Indeed, even during the campaign, the sharpest jibes by the JD(S) had been reserved for Siddaramiah, who had paid back in kind.
While the two parties’ manifestos are not really conflicting and indeed go well with each other on several points, it is their shared history of deals broken and promises not kept that bode trouble for any government they might run in coalition.
Threat to democracy, BJP’s B team
The outgoing CM Siddaramaiah lost both polls and pride. Photo: PTI
The JD(S)’s manifesto even began with a criticism of the Congress, though it had refrained from naming the BJP, mentioning only a “one party favors the pseudo ideology of Hindutva, without knowing the inclusiveness and plurality of Hindu Philosophy”.
But, on Congress, the manifesto said: “The Congress, with the enthusiasm of developing an AHINDA vote bank have treated every other community of the state with utter contempt. Even directions of the Hon’ble Supreme Court were treated with utter disregard to put down the upward growth of other communities…. Even the most pious community of Lingaysts was divided by the Congress led Government. Political murders have become common in Bangalore, but the Government has not bothered about it.”
HD Kumaraswamy, the party’s state president and now the CM candidate, had said that “Poor Rahul Gandhi doesn’t know the ABCD of Karnataka politics… Before criticising us let Rahul Gandhi go to his mother and ask what was promised and why people rejected their party which was ruling (at the centre).” He had also said the Congress would use Karnataka as a cash cow to win other state elections.
Kumaraswamy’s most brutal attacks, however, were against Siddarmaiah. In an open letter addressed to the then CM, he had said: “I do not need lessons on secularism from a person like you, who has divided people for votes…Your frequent statements on defeating me in Ramanagaram smacks of revenge politics that you have cultivated to defeat others to grow in your life.”
Siddaramaiah, on his part, had asked minority communities to “beware of” the JD(S), which, he said, was likely to sidle up to the BJP for power.
Manifesto makes similar promises
Interestingly, the manifestos of both the Congress and the JD(S) focus on farmers’ issues, women’s welfare, and on developing Kannada language.
While the JD(S) offered a blanket loan waiver to farmers, weavers and artisans, the Congress talked of an agro-infrastructure corridor for farmers. While its manifesto does not mention loan waivers, party president Rahul Gandhi has promised that at the national level if his party wins Lok Sabha polls 2019.
Kumaraswamy has a history of not keeping his word to the BJP, the Congress, and even the JD(S). Photo: PTI
The JD(S) has promised free education for girls in all courses, something the incumbent Congress government had cleared up to post-graduation level in its most recent state budget.
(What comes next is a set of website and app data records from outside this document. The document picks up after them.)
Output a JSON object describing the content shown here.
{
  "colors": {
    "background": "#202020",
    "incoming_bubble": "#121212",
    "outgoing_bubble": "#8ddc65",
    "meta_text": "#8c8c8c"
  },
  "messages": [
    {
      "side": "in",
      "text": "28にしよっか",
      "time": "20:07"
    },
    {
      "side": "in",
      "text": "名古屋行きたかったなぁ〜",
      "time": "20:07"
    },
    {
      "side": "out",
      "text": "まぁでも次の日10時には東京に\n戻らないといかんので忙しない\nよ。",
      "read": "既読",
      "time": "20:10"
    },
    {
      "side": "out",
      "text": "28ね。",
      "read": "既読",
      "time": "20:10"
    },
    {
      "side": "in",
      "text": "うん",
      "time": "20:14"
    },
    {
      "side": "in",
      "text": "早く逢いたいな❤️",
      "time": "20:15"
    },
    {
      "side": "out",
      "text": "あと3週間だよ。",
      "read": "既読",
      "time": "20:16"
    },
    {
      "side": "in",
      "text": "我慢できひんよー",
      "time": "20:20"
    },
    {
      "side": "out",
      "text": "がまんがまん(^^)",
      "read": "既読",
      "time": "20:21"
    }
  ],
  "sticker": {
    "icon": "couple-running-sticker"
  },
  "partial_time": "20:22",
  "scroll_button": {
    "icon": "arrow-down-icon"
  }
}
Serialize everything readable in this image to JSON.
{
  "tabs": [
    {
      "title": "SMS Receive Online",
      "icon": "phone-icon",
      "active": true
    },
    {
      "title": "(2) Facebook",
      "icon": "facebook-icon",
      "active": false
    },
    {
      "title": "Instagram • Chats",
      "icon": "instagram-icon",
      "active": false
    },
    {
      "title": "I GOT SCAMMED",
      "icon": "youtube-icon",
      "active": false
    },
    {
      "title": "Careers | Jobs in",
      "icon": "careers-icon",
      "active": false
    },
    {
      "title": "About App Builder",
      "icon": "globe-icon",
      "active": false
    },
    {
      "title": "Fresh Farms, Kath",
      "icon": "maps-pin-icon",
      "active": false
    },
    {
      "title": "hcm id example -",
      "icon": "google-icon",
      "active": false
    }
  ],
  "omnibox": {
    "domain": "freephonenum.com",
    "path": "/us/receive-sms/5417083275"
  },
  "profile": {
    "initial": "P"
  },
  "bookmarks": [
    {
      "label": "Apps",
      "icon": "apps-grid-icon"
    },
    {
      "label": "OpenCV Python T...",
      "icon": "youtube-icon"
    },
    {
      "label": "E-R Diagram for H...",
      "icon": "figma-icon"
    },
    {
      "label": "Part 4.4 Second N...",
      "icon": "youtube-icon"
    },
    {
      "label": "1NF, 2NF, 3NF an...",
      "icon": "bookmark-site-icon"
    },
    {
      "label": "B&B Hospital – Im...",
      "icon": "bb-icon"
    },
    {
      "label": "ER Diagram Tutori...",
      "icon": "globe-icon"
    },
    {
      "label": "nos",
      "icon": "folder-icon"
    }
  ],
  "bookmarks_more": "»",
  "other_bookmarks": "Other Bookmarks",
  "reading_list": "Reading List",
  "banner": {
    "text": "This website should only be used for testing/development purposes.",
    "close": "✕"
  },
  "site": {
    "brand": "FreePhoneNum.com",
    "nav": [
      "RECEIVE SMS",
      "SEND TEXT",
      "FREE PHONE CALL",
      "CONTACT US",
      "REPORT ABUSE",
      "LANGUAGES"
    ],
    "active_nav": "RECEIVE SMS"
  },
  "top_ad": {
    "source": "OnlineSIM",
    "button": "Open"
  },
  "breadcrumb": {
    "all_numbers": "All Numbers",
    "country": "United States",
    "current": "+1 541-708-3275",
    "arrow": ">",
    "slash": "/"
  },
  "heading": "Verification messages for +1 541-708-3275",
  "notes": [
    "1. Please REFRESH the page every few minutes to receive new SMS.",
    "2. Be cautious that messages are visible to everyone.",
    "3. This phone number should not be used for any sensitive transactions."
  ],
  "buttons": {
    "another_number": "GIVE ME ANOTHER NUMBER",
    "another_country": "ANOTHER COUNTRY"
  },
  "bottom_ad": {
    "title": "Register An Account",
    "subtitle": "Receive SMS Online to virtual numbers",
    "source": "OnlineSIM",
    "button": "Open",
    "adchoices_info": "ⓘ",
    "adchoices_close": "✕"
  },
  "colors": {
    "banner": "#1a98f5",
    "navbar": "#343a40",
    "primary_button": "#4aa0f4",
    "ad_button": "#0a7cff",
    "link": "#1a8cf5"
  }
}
But one point in the JD(S) manifesto seems pointedly against Siddaramiah’s policies. It says: “Power of Lokaukta will be enhanced… ACB (anti-corruption bureau) will be abolished.
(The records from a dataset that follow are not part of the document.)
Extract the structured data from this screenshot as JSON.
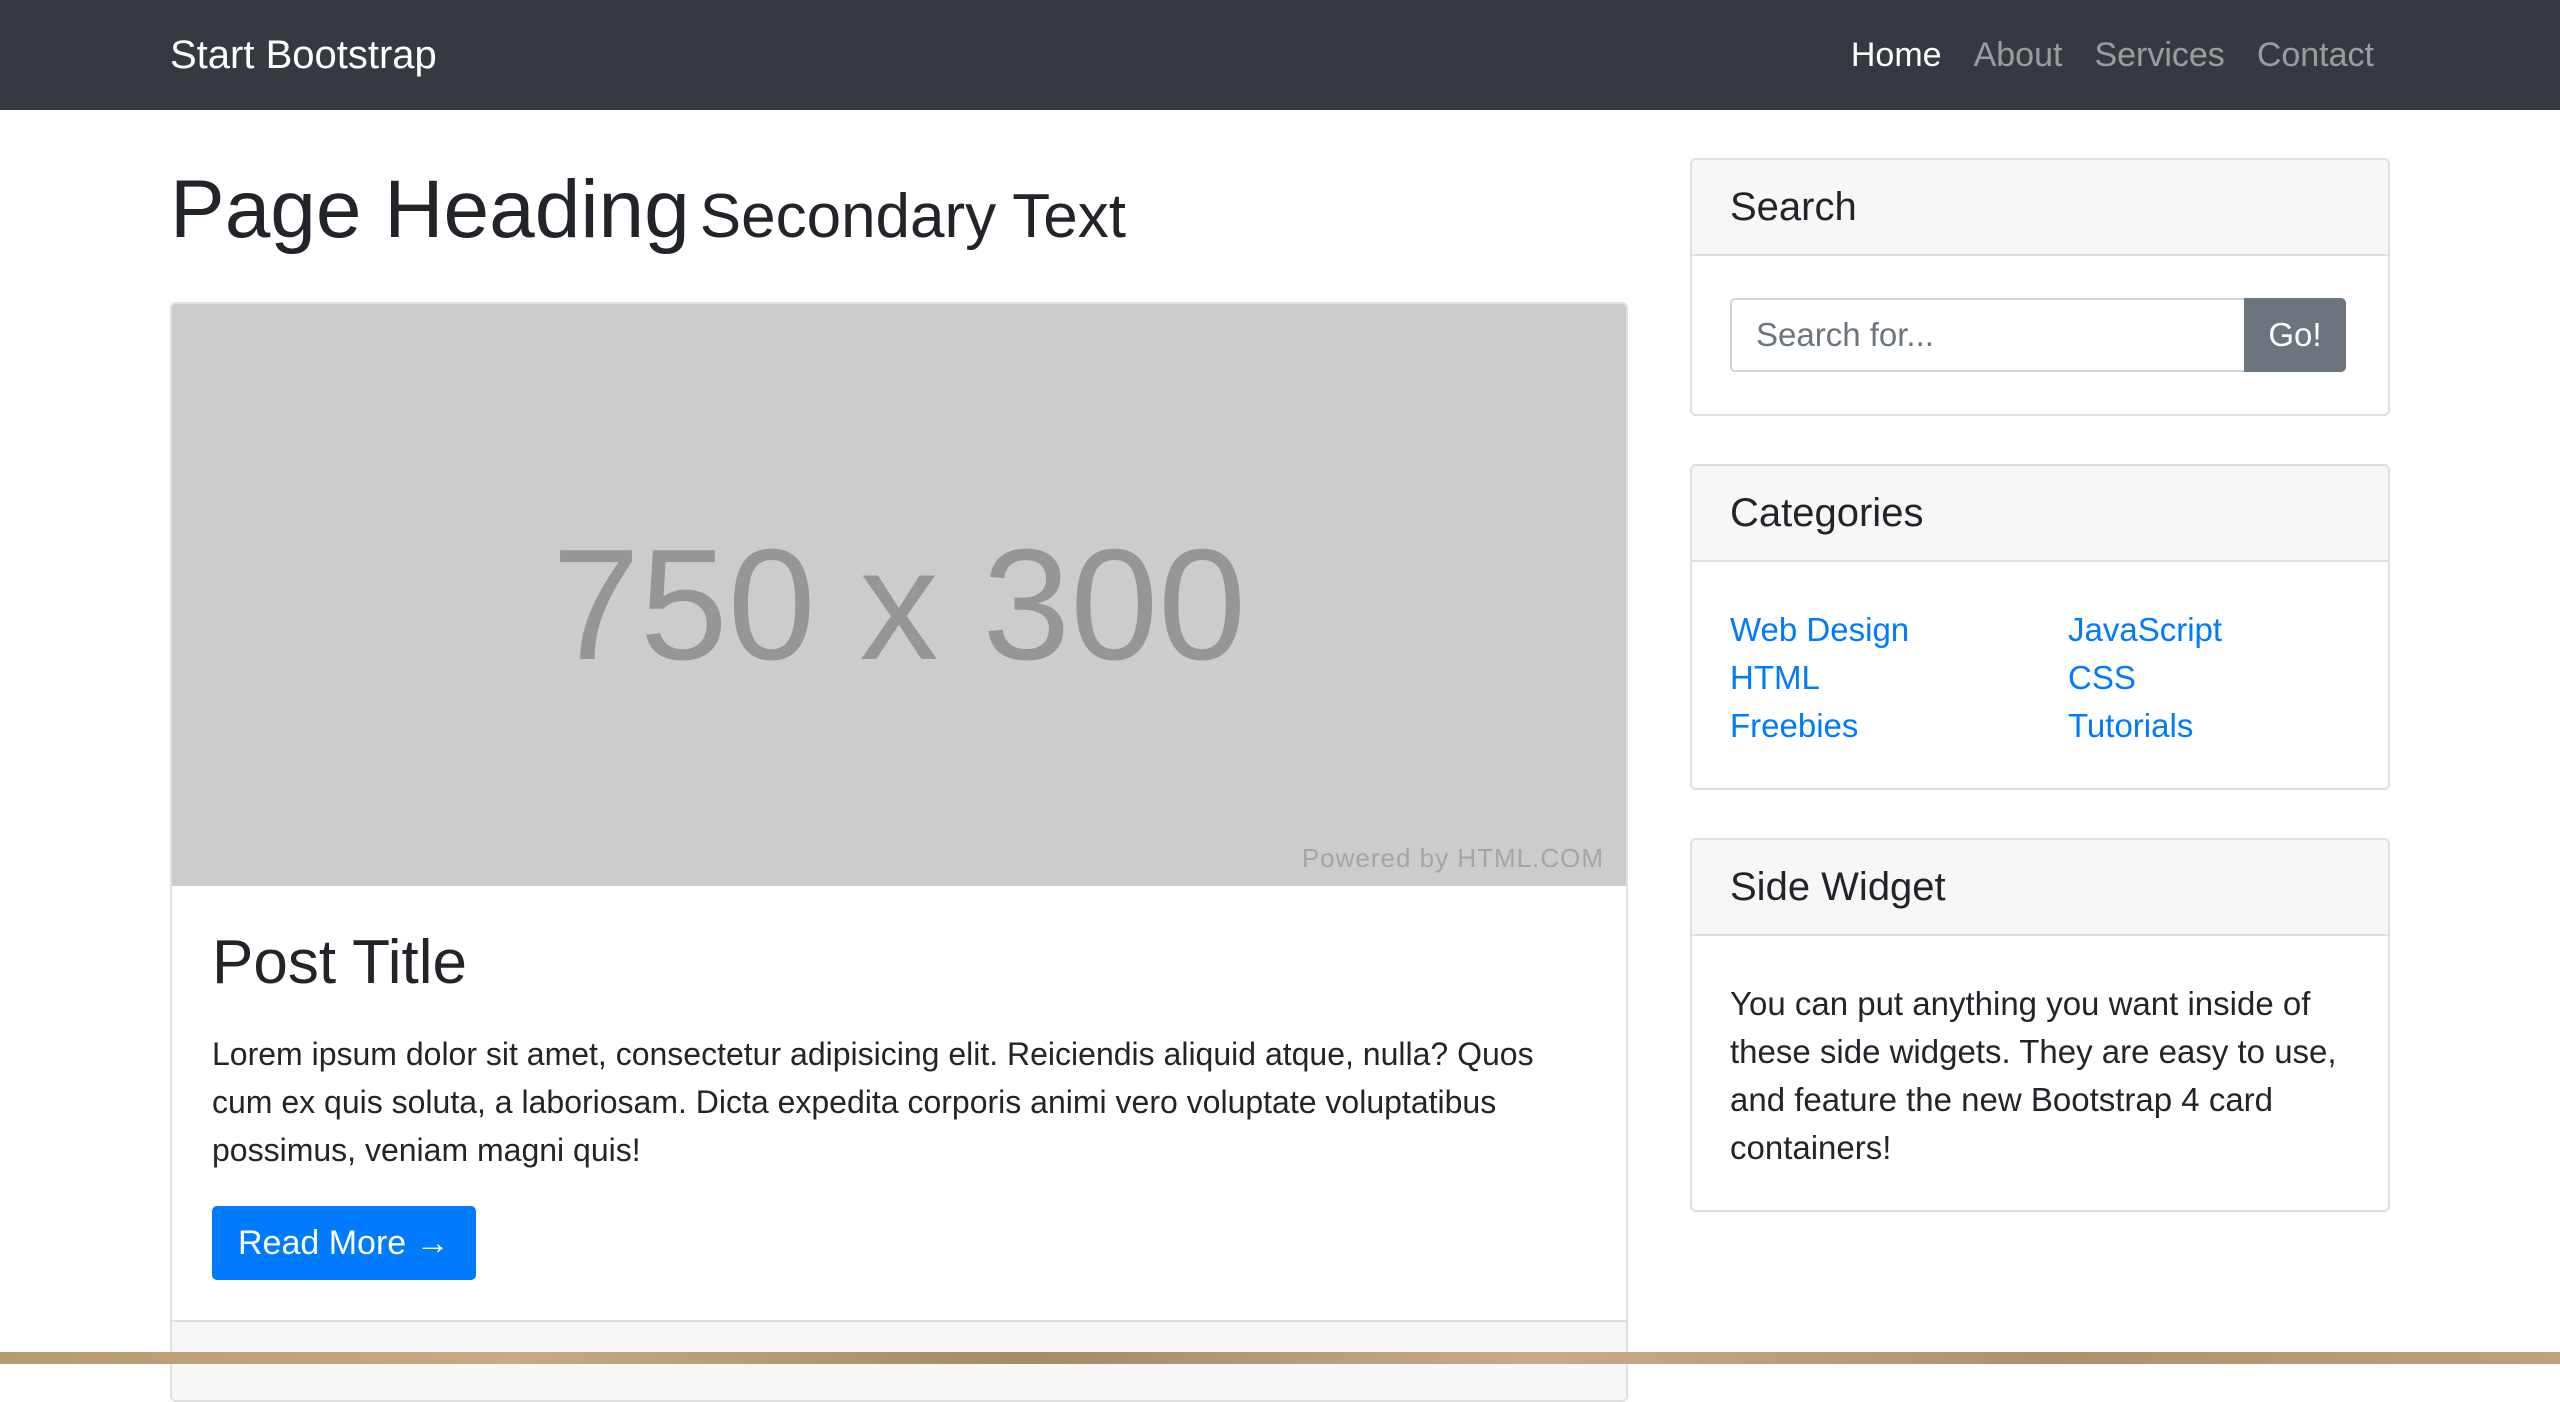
{
  "navbar": {
    "brand": "Start Bootstrap",
    "links": [
      {
        "label": "Home",
        "active": true
      },
      {
        "label": "About",
        "active": false
      },
      {
        "label": "Services",
        "active": false
      },
      {
        "label": "Contact",
        "active": false
      }
    ]
  },
  "heading": {
    "main": "Page Heading",
    "secondary": "Secondary Text"
  },
  "post": {
    "image_dims": "750 x 300",
    "image_credit": "Powered by HTML.COM",
    "title": "Post Title",
    "text": "Lorem ipsum dolor sit amet, consectetur adipisicing elit. Reiciendis aliquid atque, nulla? Quos cum ex quis soluta, a laboriosam. Dicta expedita corporis animi vero voluptate voluptatibus possimus, veniam magni quis!",
    "read_more_label": "Read More →"
  },
  "sidebar": {
    "search": {
      "title": "Search",
      "placeholder": "Search for...",
      "button_label": "Go!"
    },
    "categories": {
      "title": "Categories",
      "items": [
        "Web Design",
        "JavaScript",
        "HTML",
        "CSS",
        "Freebies",
        "Tutorials"
      ]
    },
    "widget": {
      "title": "Side Widget",
      "text": "You can put anything you want inside of these side widgets. They are easy to use, and feature the new Bootstrap 4 card containers!"
    }
  },
  "colors": {
    "navbar_bg": "#343a40",
    "link": "#007bff",
    "primary_button": "#007bff",
    "secondary_button": "#6c757d",
    "image_placeholder": "#cccccc"
  }
}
Siddaramaiah had been accused of weakening the Lokayukta and strengthening the ACB, which was directly under him.
History’s shadow on future
The Congress and the JD(S) have a history of tripping each other up politically, although the JD(S) has not done a very good job of keeping its word to the BJP either.
In 1996, Congress president Sitaram Kesari had withdrawn support to the Union government headed by Deve Gowda, causing it to fall in 10 months.
If the Congress-JD(S) bonhomie does not last, the biggest gainer will be the BJP. Photo: PTI
Siddaramiah had broken away from the JD(S) in 2006 because he opposed the promotion of Kumaraswamy.
The Congress and the JD(S) had once before formed the government in Karntaka, in 2004. However, that government collapsed in 2006 after Kumaraswamy, along with 42 MLAs, rebelled and threw in their lot with the BJP.
Kumaraswamy became the CM, but one year later, resigned after refusing to pass the CM’s chair to the BJP, which had been their original deal.
The Karnataka verdict, thus, highlights past deeds to its main political players – many of whom must now learn to become karma chameleons.